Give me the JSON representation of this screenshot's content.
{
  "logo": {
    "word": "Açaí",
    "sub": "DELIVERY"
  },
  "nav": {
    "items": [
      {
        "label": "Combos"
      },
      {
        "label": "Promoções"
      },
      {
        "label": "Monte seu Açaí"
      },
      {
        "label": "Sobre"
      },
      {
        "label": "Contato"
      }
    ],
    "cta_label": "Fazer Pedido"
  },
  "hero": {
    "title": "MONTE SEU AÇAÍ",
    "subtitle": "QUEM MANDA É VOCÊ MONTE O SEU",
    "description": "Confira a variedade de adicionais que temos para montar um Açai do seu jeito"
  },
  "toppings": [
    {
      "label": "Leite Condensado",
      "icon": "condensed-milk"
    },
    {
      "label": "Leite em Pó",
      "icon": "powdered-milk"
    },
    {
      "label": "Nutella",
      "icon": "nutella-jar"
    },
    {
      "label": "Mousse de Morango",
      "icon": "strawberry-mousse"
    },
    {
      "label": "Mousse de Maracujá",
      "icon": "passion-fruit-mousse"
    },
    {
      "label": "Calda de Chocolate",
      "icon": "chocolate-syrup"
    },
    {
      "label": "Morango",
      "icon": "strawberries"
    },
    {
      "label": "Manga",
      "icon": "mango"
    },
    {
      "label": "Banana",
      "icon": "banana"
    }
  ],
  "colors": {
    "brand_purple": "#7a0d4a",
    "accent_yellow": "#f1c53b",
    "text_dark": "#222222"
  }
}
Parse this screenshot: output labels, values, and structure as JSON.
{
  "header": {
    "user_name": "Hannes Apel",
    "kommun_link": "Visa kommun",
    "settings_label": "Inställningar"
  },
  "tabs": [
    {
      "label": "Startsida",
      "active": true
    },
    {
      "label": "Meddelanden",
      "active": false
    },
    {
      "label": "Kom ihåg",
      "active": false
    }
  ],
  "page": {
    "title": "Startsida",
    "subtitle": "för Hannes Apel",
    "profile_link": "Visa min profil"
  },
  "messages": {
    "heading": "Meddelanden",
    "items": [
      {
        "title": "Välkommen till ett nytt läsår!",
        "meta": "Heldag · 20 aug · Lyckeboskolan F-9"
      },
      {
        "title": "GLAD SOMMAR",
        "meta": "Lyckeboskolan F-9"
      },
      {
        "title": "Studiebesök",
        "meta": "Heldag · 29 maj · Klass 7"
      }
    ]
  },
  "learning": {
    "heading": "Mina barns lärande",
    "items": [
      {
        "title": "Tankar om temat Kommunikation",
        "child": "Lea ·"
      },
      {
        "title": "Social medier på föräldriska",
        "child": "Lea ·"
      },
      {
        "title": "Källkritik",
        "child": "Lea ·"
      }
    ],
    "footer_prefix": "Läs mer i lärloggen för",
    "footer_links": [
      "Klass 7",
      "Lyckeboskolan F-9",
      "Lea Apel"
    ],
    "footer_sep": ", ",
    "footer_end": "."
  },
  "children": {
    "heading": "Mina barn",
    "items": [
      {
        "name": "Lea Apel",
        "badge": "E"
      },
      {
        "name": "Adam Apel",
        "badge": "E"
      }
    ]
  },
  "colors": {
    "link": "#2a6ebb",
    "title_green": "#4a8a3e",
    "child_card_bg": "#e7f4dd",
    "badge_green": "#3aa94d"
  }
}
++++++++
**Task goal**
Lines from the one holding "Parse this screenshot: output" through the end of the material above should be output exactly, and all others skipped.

**Response to this task**
Parse this screenshot: output labels, values, and structure as JSON.
{
  "header": {
    "user_name": "Hannes Apel",
    "kommun_link": "Visa kommun",
    "settings_label": "Inställningar"
  },
  "tabs": [
    {
      "label": "Startsida",
      "active": true
    },
    {
      "label": "Meddelanden",
      "active": false
    },
    {
      "label": "Kom ihåg",
      "active": false
    }
  ],
  "page": {
    "title": "Startsida",
    "subtitle": "för Hannes Apel",
    "profile_link": "Visa min profil"
  },
  "messages": {
    "heading": "Meddelanden",
    "items": [
      {
        "title": "Välkommen till ett nytt läsår!",
        "meta": "Heldag · 20 aug · Lyckeboskolan F-9"
      },
      {
        "title": "GLAD SOMMAR",
        "meta": "Lyckeboskolan F-9"
      },
      {
        "title": "Studiebesök",
        "meta": "Heldag · 29 maj · Klass 7"
      }
    ]
  },
  "learning": {
    "heading": "Mina barns lärande",
    "items": [
      {
        "title": "Tankar om temat Kommunikation",
        "child": "Lea ·"
      },
      {
        "title": "Social medier på föräldriska",
        "child": "Lea ·"
      },
      {
        "title": "Källkritik",
        "child": "Lea ·"
      }
    ],
    "footer_prefix": "Läs mer i lärloggen för",
    "footer_links": [
      "Klass 7",
      "Lyckeboskolan F-9",
      "Lea Apel"
    ],
    "footer_sep": ", ",
    "footer_end": "."
  },
  "children": {
    "heading": "Mina barn",
    "items": [
      {
        "name": "Lea Apel",
        "badge": "E"
      },
      {
        "name": "Adam Apel",
        "badge": "E"
      }
    ]
  },
  "colors": {
    "link": "#2a6ebb",
    "title_green": "#4a8a3e",
    "child_card_bg": "#e7f4dd",
    "badge_green": "#3aa94d"
  }
}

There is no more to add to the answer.